World Library  
Flag as Inappropriate
Email this Article

Mole Day

 

Mole Day

Mole Day is an unofficial holiday celebrated among chemists, chemistry students and chemistry enthusiasts on October 23, between 6:02 AM and 6:02 PM,[1][2][3] making the date 6:02 10/23 in the American style of writing dates. The time and date are derived from Avogadro's number, which is approximately 6.02×1023, defining the number of particles (atoms or molecules) in one mole of substance, one of the seven base SI units.

Mole Day originated in an article in The Science Teacher in the early 1980s.[4] Inspired by this article, Maurice Oehler, now a retired high school chemistry teacher from Prairie du Chien, Wisconsin, founded the National Mole Day Foundation (NMDF) on May 15, 1991.[4]

Many high schools around the United States, South Africa, Australia and in Canada celebrate Mole Day as a way to get their students interested in chemistry, with various activities often related to chemistry or moles.

Contents

  • Themes 1
  • Alternate observances 2
  • See also 3
  • References 4
  • External links 5

Themes

Year Theme[5]
1991 The Mole The Merrier
1992 Go For The Mole
1993 Mole Out The Barrel
1994 An Ace in The Mole
1995 Moledi Gras
1996 Molemorial Day
1997 We Dig Chemistry
1998 Ride the Molercoaster
1999 It's A MOLE World
2000 Celebrate the Molennium
2001 Molar Odyssey
2002 Molar Reflections
2003 Rock "n" Mole
2004 Pi a la MOLE
2005 Moles-Go-Round
2006 Mole Madness
2007 Secret Agent Double Mole Seven in Moles are Forever
2008 Remember the Alamole
2009 Molar Express
2010 Moles of the Caribbean
2011 Moles of the Round Table
2012 Molar Eclipse
2013 Animole Kingdom
2014 Mole-O'Ween
2015
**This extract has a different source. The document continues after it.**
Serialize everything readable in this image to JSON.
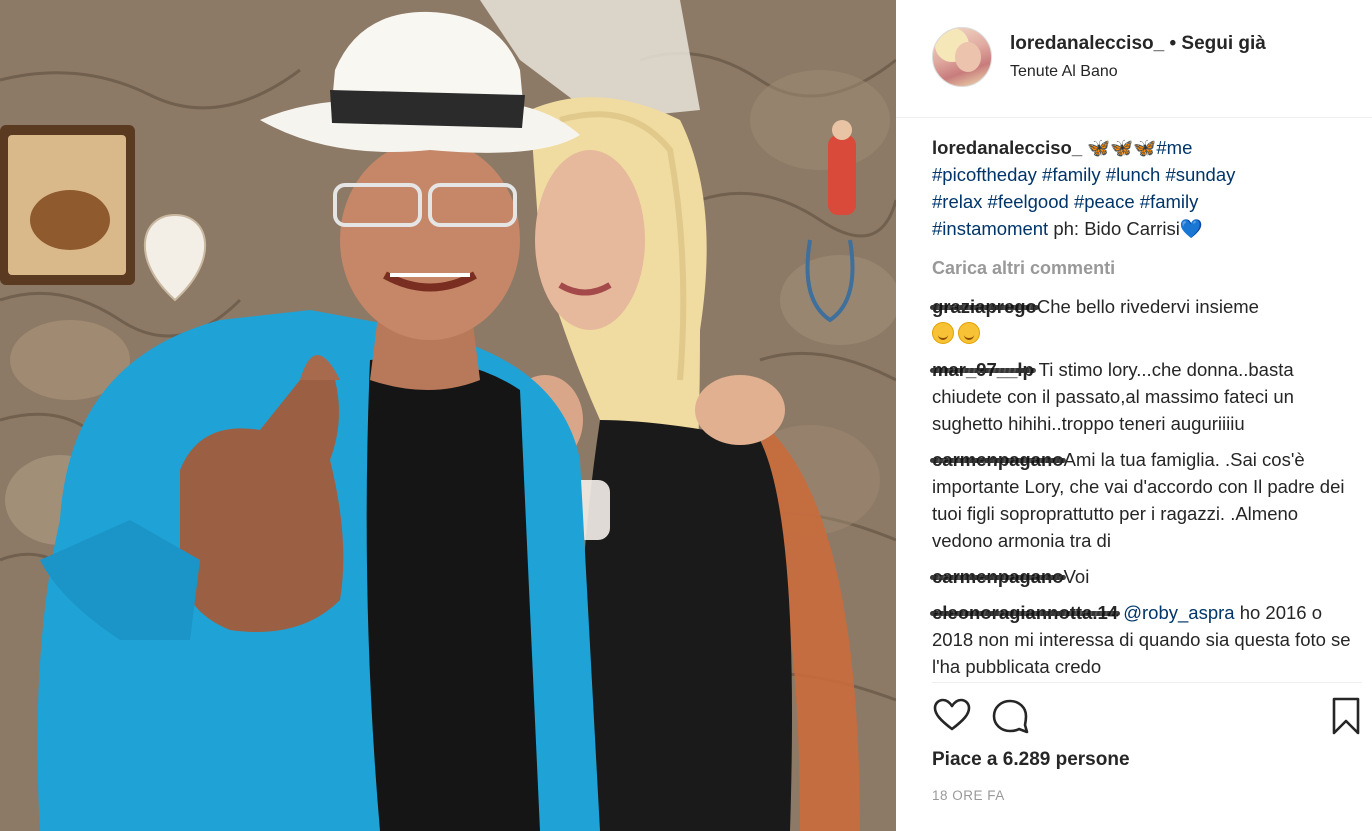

Alternate observances

  • Some schools celebrate "Mole Week" around October 23.[6]
  • The American Chemical Society sponsors National Chemistry Week,[2] which occurs from the Sunday through Saturday during October in which the 23rd falls. This makes Mole Day an integral part of National Chemistry Week.

See also
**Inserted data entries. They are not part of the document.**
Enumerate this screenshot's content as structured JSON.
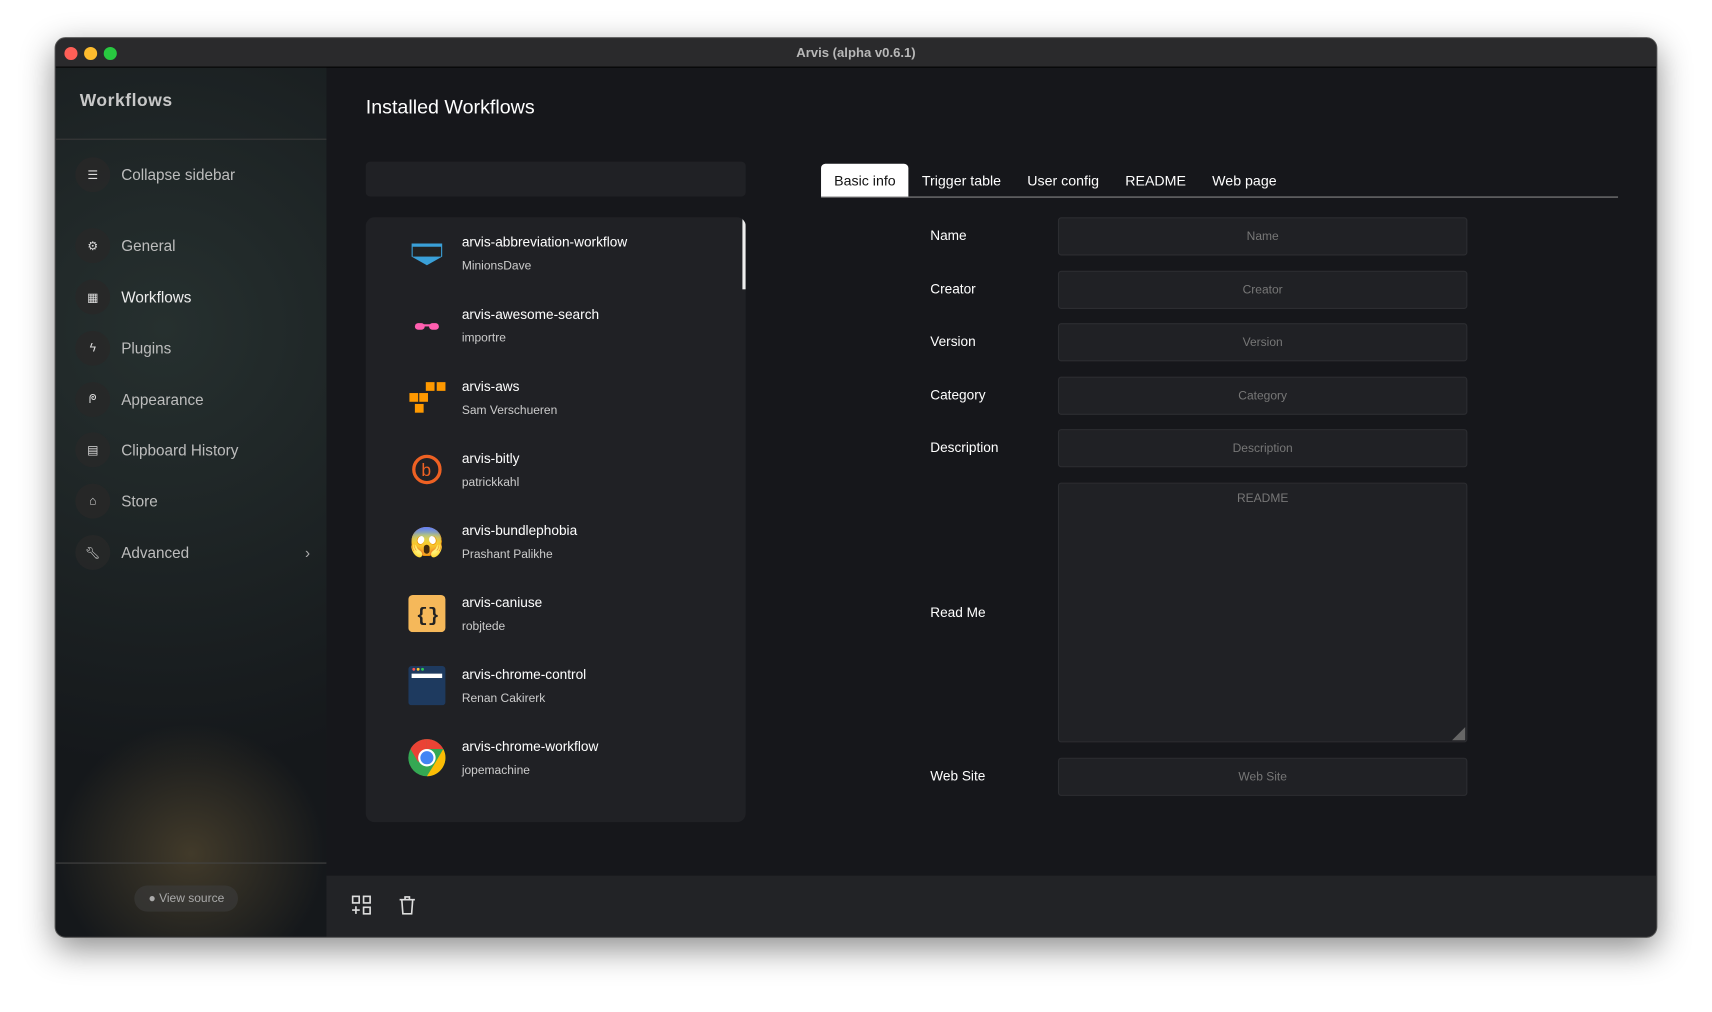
{
  "window": {
    "title": "Arvis (alpha v0.6.1)"
  },
  "sidebar": {
    "title": "Workflows",
    "items": [
      {
        "label": "Collapse sidebar",
        "icon": "sort-icon"
      },
      {
        "label": "General",
        "icon": "gear-icon"
      },
      {
        "label": "Workflows",
        "icon": "grid-icon"
      },
      {
        "label": "Plugins",
        "icon": "bolt-icon"
      },
      {
        "label": "Appearance",
        "icon": "paint-roller-icon"
      },
      {
        "label": "Clipboard History",
        "icon": "clipboard-icon"
      },
      {
        "label": "Store",
        "icon": "store-icon"
      },
      {
        "label": "Advanced",
        "icon": "wrench-icon"
      }
    ],
    "view_source": "View source"
  },
  "main": {
    "title": "Installed Workflows",
    "search": {
      "value": "",
      "placeholder": ""
    },
    "workflows": [
      {
        "name": "arvis-abbreviation-workflow",
        "author": "MinionsDave"
      },
      {
        "name": "arvis-awesome-search",
        "author": "importre"
      },
      {
        "name": "arvis-aws",
        "author": "Sam Verschueren"
      },
      {
        "name": "arvis-bitly",
        "author": "patrickkahl"
      },
      {
        "name": "arvis-bundlephobia",
        "author": "Prashant Palikhe"
      },
      {
        "name": "arvis-caniuse",
        "author": "robjtede"
      },
      {
        "name": "arvis-chrome-control",
        "author": "Renan Cakirerk"
      },
      {
        "name": "arvis-chrome-workflow",
        "author": "jopemachine"
      }
    ],
    "tabs": [
      "Basic info",
      "Trigger table",
      "User config",
      "README",
      "Web page"
    ],
    "form": {
      "name": {
        "label": "Name",
        "placeholder": "Name"
      },
      "creator": {
        "label": "Creator",
        "placeholder": "Creator"
      },
      "version": {
        "label": "Version",
        "placeholder": "Version"
      },
      "category": {
        "label": "Category",
        "placeholder": "Category"
      },
      "description": {
        "label": "Description",
        "placeholder": "Description"
      },
      "readme": {
        "label": "Read Me",
        "placeholder": "README"
      },
      "website": {
        "label": "Web Site",
        "placeholder": "Web Site"
      }
    }
  }
}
References

  1. ^ This Week in Chemical History,  
  2. ^ a b "National Chemistry Week Celebrates 20 Years",  
  3. ^ "Chemistry In The Spotlight",  
  4. ^ a b "History of National Mole Day Foundation, Inc.". moleday.org. 
  5. ^ "National Mole Day Foundation, INC". Moleday.org. 2011-11-18. Retrieved 2012-10-23. 
  6. ^ "Chemical club wins national recognition)". Central Michigan Life. 27 September 2004. Retrieved October 8, 2012. 

External links
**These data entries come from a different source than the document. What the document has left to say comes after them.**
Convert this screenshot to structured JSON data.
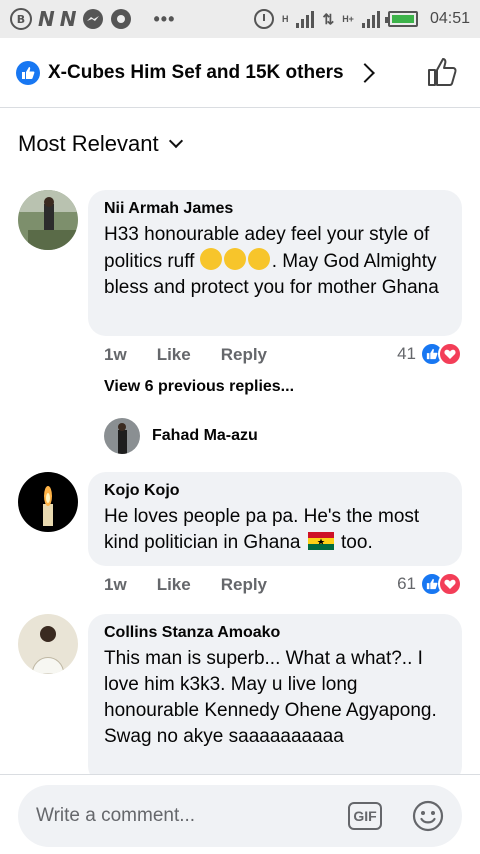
{
  "status_bar": {
    "time": "04:51",
    "network_1": "H",
    "network_2": "H+",
    "icons": [
      "b-icon",
      "n-icon",
      "n-icon",
      "messenger-icon",
      "chrome-icon",
      "more-dots-icon",
      "alarm-icon",
      "signal-icon",
      "battery-icon"
    ]
  },
  "header": {
    "reactions_text": "X-Cubes Him Sef and 15K others"
  },
  "sort": {
    "label": "Most Relevant"
  },
  "comments": [
    {
      "author": "Nii Armah James",
      "text_before": "H33 honourable adey feel your style of politics ruff",
      "emojis": [
        "grinning-face-emoji",
        "grinning-face-emoji",
        "grinning-face-emoji"
      ],
      "text_after": ". May God Almighty bless and protect you for mother Ghana",
      "time": "1w",
      "like": "Like",
      "reply": "Reply",
      "reactions": "41"
    },
    {
      "author": "Kojo Kojo",
      "text_before": "He loves people pa pa. He's the most kind politician in Ghana",
      "flag": "ghana-flag-emoji",
      "text_after": " too.",
      "time": "1w",
      "like": "Like",
      "reply": "Reply",
      "reactions": "61"
    },
    {
      "author": "Collins Stanza Amoako",
      "text": "This man is superb... What a what?.. I love him k3k3. May u live long honourable Kennedy Ohene Agyapong. Swag no akye saaaaaaaaaa"
    }
  ],
  "replies": {
    "view_previous": "View 6 previous replies...",
    "reply_author": "Fahad Ma-azu"
  },
  "composer": {
    "placeholder": "Write a comment...",
    "gif_label": "GIF"
  },
  "colors": {
    "brand_blue": "#1877f2",
    "love_red": "#f33e58",
    "bubble_bg": "#f0f2f5",
    "muted_text": "#65676b"
  }
}
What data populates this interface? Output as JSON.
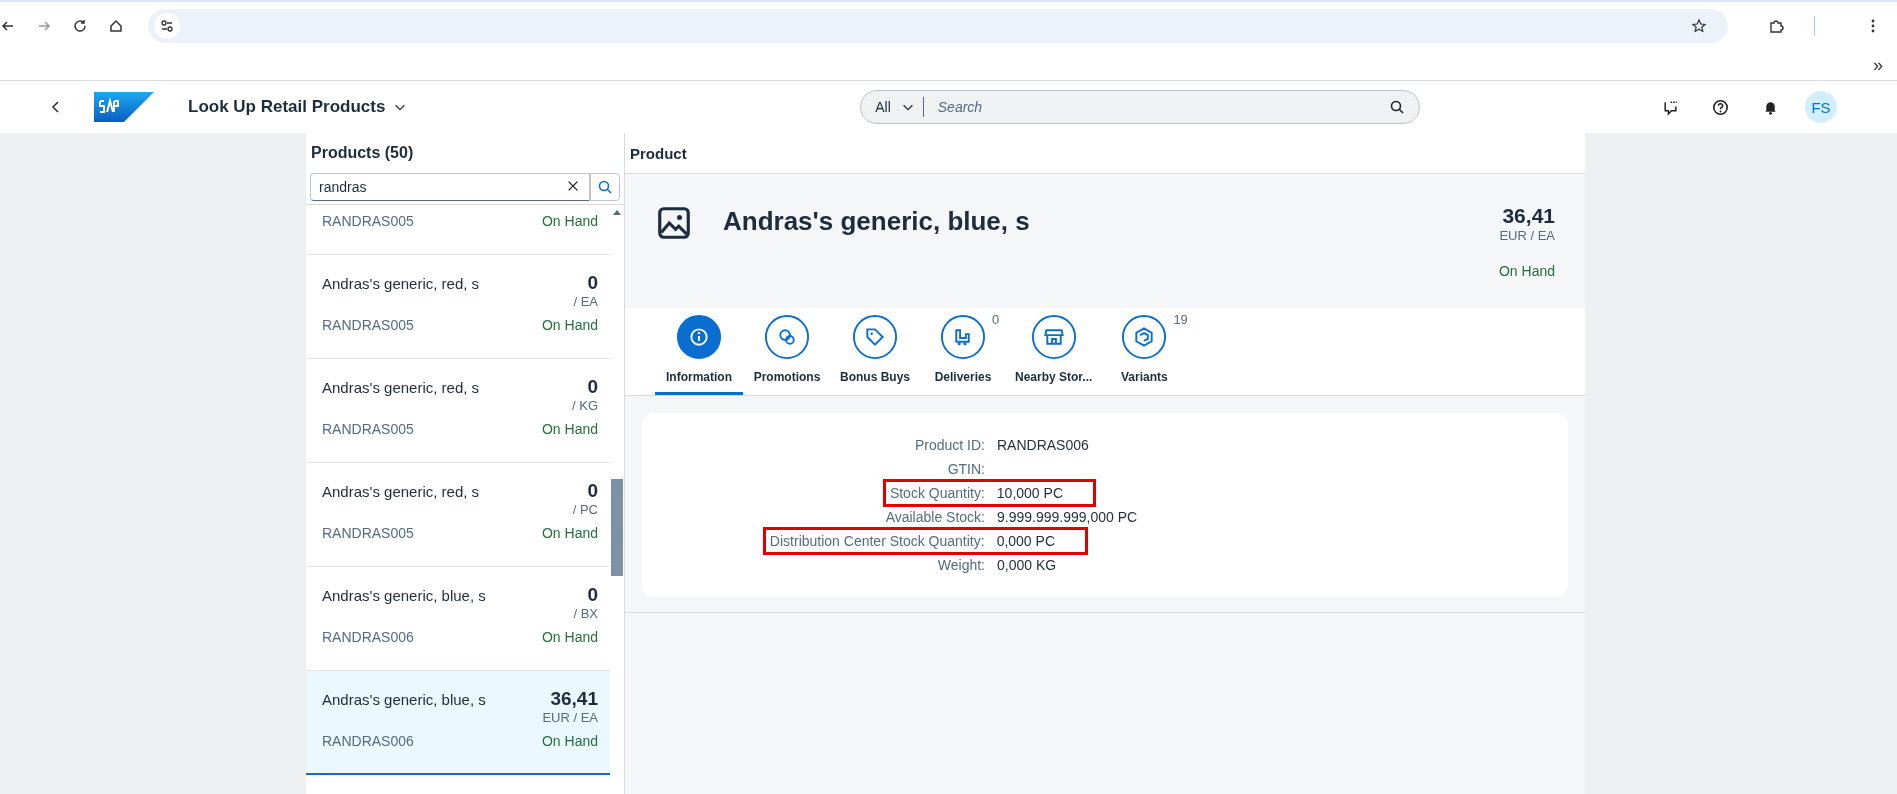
{
  "browser": {
    "bookmarks_overflow": "»"
  },
  "shell": {
    "app_title": "Look Up Retail Products",
    "search_scope": "All",
    "search_placeholder": "Search",
    "avatar": "FS"
  },
  "list": {
    "title": "Products (50)",
    "search_value": "randras",
    "items": [
      {
        "id": "RANDRAS005",
        "status": "On Hand",
        "selected": false
      },
      {
        "name": "Andras's generic, red, s",
        "price": "0",
        "unit": "/ EA",
        "id": "RANDRAS005",
        "status": "On Hand",
        "selected": false
      },
      {
        "name": "Andras's generic, red, s",
        "price": "0",
        "unit": "/ KG",
        "id": "RANDRAS005",
        "status": "On Hand",
        "selected": false
      },
      {
        "name": "Andras's generic, red, s",
        "price": "0",
        "unit": "/ PC",
        "id": "RANDRAS005",
        "status": "On Hand",
        "selected": false
      },
      {
        "name": "Andras's generic, blue, s",
        "price": "0",
        "unit": "/ BX",
        "id": "RANDRAS006",
        "status": "On Hand",
        "selected": false
      },
      {
        "name": "Andras's generic, blue, s",
        "price": "36,41",
        "unit": "EUR / EA",
        "id": "RANDRAS006",
        "status": "On Hand",
        "selected": true
      }
    ]
  },
  "detail": {
    "title": "Product",
    "name": "Andras's generic, blue, s",
    "price": "36,41",
    "unit": "EUR / EA",
    "status": "On Hand",
    "tabs": [
      {
        "kind": "info",
        "label": "Information",
        "selected": true
      },
      {
        "kind": "promo",
        "label": "Promotions",
        "selected": false
      },
      {
        "kind": "tag",
        "label": "Bonus Buys",
        "selected": false
      },
      {
        "kind": "truck",
        "label": "Deliveries",
        "count": "0",
        "selected": false
      },
      {
        "kind": "store",
        "label": "Nearby Stor...",
        "selected": false
      },
      {
        "kind": "cube",
        "label": "Variants",
        "count": "19",
        "selected": false
      }
    ],
    "fields": [
      {
        "label": "Product ID:",
        "value": "RANDRAS006",
        "highlighted": false
      },
      {
        "label": "GTIN:",
        "highlighted": false
      },
      {
        "label": "Stock Quantity:",
        "value": "10,000 PC",
        "highlighted": true
      },
      {
        "label": "Available Stock:",
        "value": "9.999.999.999,000 PC",
        "highlighted": false
      },
      {
        "label": "Distribution Center Stock Quantity:",
        "value": "0,000 PC",
        "highlighted": true
      },
      {
        "label": "Weight:",
        "value": "0,000 KG",
        "highlighted": false
      }
    ]
  }
}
  • National Mole Day Foundation, Inc.
  • Some Mole Day activities
This article was sourced from Creative Commons Attribution-ShareAlike License; additional terms may apply. World Heritage Encyclopedia content is assembled from numerous content providers, Open Access Publishing, and in compliance with The Fair Access to Science and Technology Research Act (FASTR), Wikimedia Foundation, Inc., Public Library of Science, The Encyclopedia of Life, Open Book Publishers (OBP), PubMed, U.S. National Library of Medicine, National Center for Biotechnology Information, U.S. National Library of Medicine, National Institutes of Health (NIH), U.S. Department of Health & Human Services, and USA.gov, which sources content from all federal, state, local, tribal, and territorial government publication portals (.gov, .mil, .edu). Funding for USA.gov and content contributors is made possible from the U.S. Congress, E-Government Act of 2002.
 
Crowd sourced content that is contributed to World Heritage Encyclopedia is peer reviewed and edited by our editorial staff to ensure quality scholarly research articles.
 
By using this site, you agree to the Terms of Use and Privacy Policy. World Heritage Encyclopedia™ is a registered trademark of the World Public Library Association, a non-profit organization.
 



Copyright © World Library Foundation. All rights reserved. eBooks from Hawaii eBook Library are sponsored by the World Library Foundation,
a 501c(4) Member's Support Non-Profit Organization, and is NOT affiliated with any governmental agency or department.